Close cramped, dated city zoo to protect well-being of animals

PUBLISHED : Sunday, 31 August, 2014, 5:23am
UPDATED : Sunday, 31 August, 2014, 5:23am

Hong Kong zoo is too crowded. As a densely populated metropolis, Hong Kong can barely house all the people here, let alone provide a comfortable home for animals.

Animals in the zoo are often packed into their enclosures tighter than rush-hour commuters on the MTR. The cages are far too small and crowded compared to the animals' natural habitats, and some of them are even kept in separate enclosures from their families.

Such a poor living environment is definitely not ideal. Instead, these animals should live in tranquil, spacious surroundings where they can move around freely.

Moreover, animals in captivity are stressed and unhealthy. It is common to find animals in zoos sleeping or looking bored. The major reason is that zoo animals lack mental stimulation.

Most of them are unable to get sufficient physical exercise due to the limited space in the enclosures. This frequently results in them becoming overweight, which can adversely affect their health.

What's more, they hardly have any privacy. Not being allowed to live their lives in a natural way leads to the deterioration of their physical and mental well-being.

The facilities in the zoological gardens are outdated and inadequate. Little seems to have changed since the gardens opened in 1871.

An added problem is that the water bowls for the animals are made of plastic, which can spread disease.

Significant renovation is needed and living conditions have to be vastly improved if the zoo is to continue to operate.

The problem boils down to money. It would not be economically viable to invest a large sum of money in renovating the zoo, which is free to enter.
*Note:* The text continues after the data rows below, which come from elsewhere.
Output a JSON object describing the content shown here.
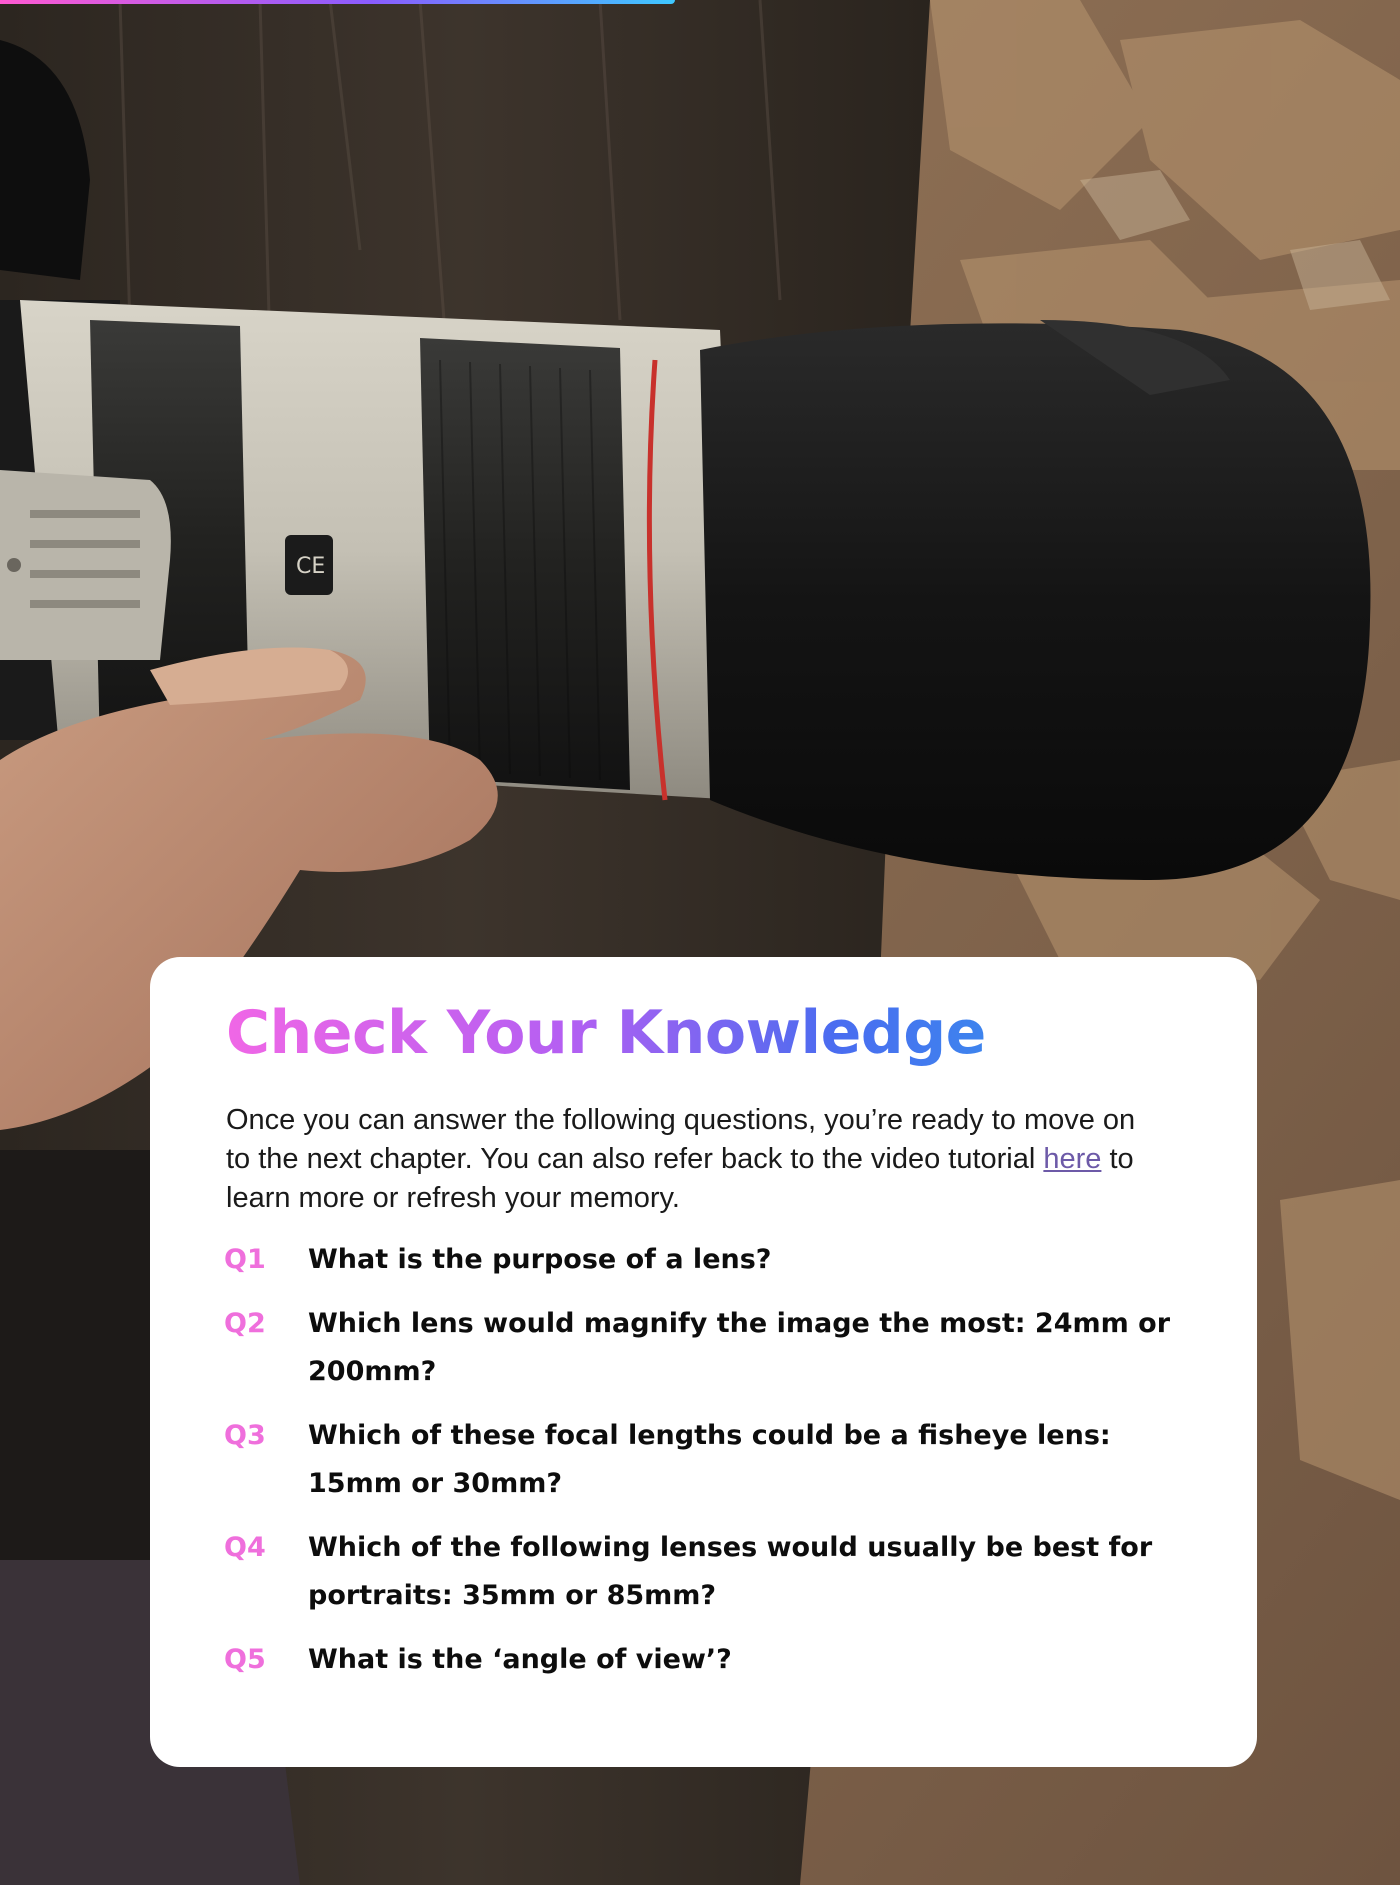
{
  "page": {
    "background_image": "camera-lens-photo",
    "accent_colors": {
      "pink": "#ef6fdc",
      "purple": "#8a5cff",
      "blue": "#3d84ee",
      "link": "#6d5aa8"
    }
  },
  "card": {
    "title": "Check Your Knowledge",
    "intro_before_link": "Once you can answer the following questions, you’re ready to move on to the next chapter. You can also refer back to the video tutorial ",
    "intro_link": "here",
    "intro_after_link": " to learn more or refresh your memory.",
    "questions": [
      {
        "num": "Q1",
        "text": "What is the purpose of a lens?"
      },
      {
        "num": "Q2",
        "text": "Which lens would magnify the image the most: 24mm or 200mm?"
      },
      {
        "num": "Q3",
        "text": "Which of these focal lengths could be a fisheye lens: 15mm or 30mm?"
      },
      {
        "num": "Q4",
        "text": "Which of the following lenses would usually be best for portraits: 35mm or 85mm?"
      },
      {
        "num": "Q5",
        "text": "What is the ‘angle of view’?"
      }
    ]
  }
}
The best solution would be to shut it down rather than trying to modernise it or relocate it.

Jenny Suen, Sha Tin